■ **To do**
Restate the listing exactly.

(Input begins)

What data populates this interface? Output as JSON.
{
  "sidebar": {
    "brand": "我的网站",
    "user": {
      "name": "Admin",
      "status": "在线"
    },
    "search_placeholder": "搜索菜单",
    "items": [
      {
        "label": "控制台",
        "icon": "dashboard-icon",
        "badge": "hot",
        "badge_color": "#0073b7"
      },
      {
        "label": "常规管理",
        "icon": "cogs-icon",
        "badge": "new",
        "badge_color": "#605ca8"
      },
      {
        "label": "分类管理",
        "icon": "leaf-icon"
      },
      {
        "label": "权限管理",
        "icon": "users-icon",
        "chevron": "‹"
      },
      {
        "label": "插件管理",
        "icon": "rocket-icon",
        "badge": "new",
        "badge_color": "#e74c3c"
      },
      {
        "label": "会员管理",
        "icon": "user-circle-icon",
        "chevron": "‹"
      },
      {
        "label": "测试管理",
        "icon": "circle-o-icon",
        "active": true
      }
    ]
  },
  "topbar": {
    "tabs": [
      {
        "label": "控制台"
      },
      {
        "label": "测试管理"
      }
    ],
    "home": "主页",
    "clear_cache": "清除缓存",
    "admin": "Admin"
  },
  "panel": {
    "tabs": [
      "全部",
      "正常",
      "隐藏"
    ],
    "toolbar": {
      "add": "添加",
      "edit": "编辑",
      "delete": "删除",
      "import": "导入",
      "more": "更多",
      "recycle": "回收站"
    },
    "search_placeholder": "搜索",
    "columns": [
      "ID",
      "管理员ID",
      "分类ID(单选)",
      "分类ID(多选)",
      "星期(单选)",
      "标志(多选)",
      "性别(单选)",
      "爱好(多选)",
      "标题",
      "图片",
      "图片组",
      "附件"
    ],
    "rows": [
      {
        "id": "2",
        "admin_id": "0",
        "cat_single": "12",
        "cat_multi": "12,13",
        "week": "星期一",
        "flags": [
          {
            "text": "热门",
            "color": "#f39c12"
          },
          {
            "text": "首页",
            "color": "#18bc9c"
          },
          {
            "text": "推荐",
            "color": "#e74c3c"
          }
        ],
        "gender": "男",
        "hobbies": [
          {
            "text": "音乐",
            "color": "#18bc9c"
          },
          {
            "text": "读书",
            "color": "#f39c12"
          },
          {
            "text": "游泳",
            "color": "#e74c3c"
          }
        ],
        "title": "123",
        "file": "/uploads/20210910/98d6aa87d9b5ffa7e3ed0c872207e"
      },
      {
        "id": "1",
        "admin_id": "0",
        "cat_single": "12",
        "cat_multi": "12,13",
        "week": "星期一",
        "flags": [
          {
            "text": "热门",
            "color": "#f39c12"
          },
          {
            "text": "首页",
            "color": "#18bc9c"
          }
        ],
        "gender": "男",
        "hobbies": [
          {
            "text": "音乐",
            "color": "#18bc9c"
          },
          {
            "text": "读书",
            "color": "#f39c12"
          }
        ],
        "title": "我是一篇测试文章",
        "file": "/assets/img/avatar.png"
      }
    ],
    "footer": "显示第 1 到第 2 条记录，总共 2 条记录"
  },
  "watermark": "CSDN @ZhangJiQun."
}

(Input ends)

■ **Solved problem**
What data populates this interface? Output as JSON.
{
  "sidebar": {
    "brand": "我的网站",
    "user": {
      "name": "Admin",
      "status": "在线"
    },
    "search_placeholder": "搜索菜单",
    "items": [
      {
        "label": "控制台",
        "icon": "dashboard-icon",
        "badge": "hot",
        "badge_color": "#0073b7"
      },
      {
        "label": "常规管理",
        "icon": "cogs-icon",
        "badge": "new",
        "badge_color": "#605ca8"
      },
      {
        "label": "分类管理",
        "icon": "leaf-icon"
      },
      {
        "label": "权限管理",
        "icon": "users-icon",
        "chevron": "‹"
      },
      {
        "label": "插件管理",
        "icon": "rocket-icon",
        "badge": "new",
        "badge_color": "#e74c3c"
      },
      {
        "label": "会员管理",
        "icon": "user-circle-icon",
        "chevron": "‹"
      },
      {
        "label": "测试管理",
        "icon": "circle-o-icon",
        "active": true
      }
    ]
  },
  "topbar": {
    "tabs": [
      {
        "label": "控制台"
      },
      {
        "label": "测试管理"
      }
    ],
    "home": "主页",
    "clear_cache": "清除缓存",
    "admin": "Admin"
  },
  "panel": {
    "tabs": [
      "全部",
      "正常",
      "隐藏"
    ],
    "toolbar": {
      "add": "添加",
      "edit": "编辑",
      "delete": "删除",
      "import": "导入",
      "more": "更多",
      "recycle": "回收站"
    },
    "search_placeholder": "搜索",
    "columns": [
      "ID",
      "管理员ID",
      "分类ID(单选)",
      "分类ID(多选)",
      "星期(单选)",
      "标志(多选)",
      "性别(单选)",
      "爱好(多选)",
      "标题",
      "图片",
      "图片组",
      "附件"
    ],
    "rows": [
      {
        "id": "2",
        "admin_id": "0",
        "cat_single": "12",
        "cat_multi": "12,13",
        "week": "星期一",
        "flags": [
          {
            "text": "热门",
            "color": "#f39c12"
          },
          {
            "text": "首页",
            "color": "#18bc9c"
          },
          {
            "text": "推荐",
            "color": "#e74c3c"
          }
        ],
        "gender": "男",
        "hobbies": [
          {
            "text": "音乐",
            "color": "#18bc9c"
          },
          {
            "text": "读书",
            "color": "#f39c12"
          },
          {
            "text": "游泳",
            "color": "#e74c3c"
          }
        ],
        "title": "123",
        "file": "/uploads/20210910/98d6aa87d9b5ffa7e3ed0c872207e"
      },
      {
        "id": "1",
        "admin_id": "0",
        "cat_single": "12",
        "cat_multi": "12,13",
        "week": "星期一",
        "flags": [
          {
            "text": "热门",
            "color": "#f39c12"
          },
          {
            "text": "首页",
            "color": "#18bc9c"
          }
        ],
        "gender": "男",
        "hobbies": [
          {
            "text": "音乐",
            "color": "#18bc9c"
          },
          {
            "text": "读书",
            "color": "#f39c12"
          }
        ],
        "title": "我是一篇测试文章",
        "file": "/assets/img/avatar.png"
      }
    ],
    "footer": "显示第 1 到第 2 条记录，总共 2 条记录"
  },
  "watermark": "CSDN @ZhangJiQun."
}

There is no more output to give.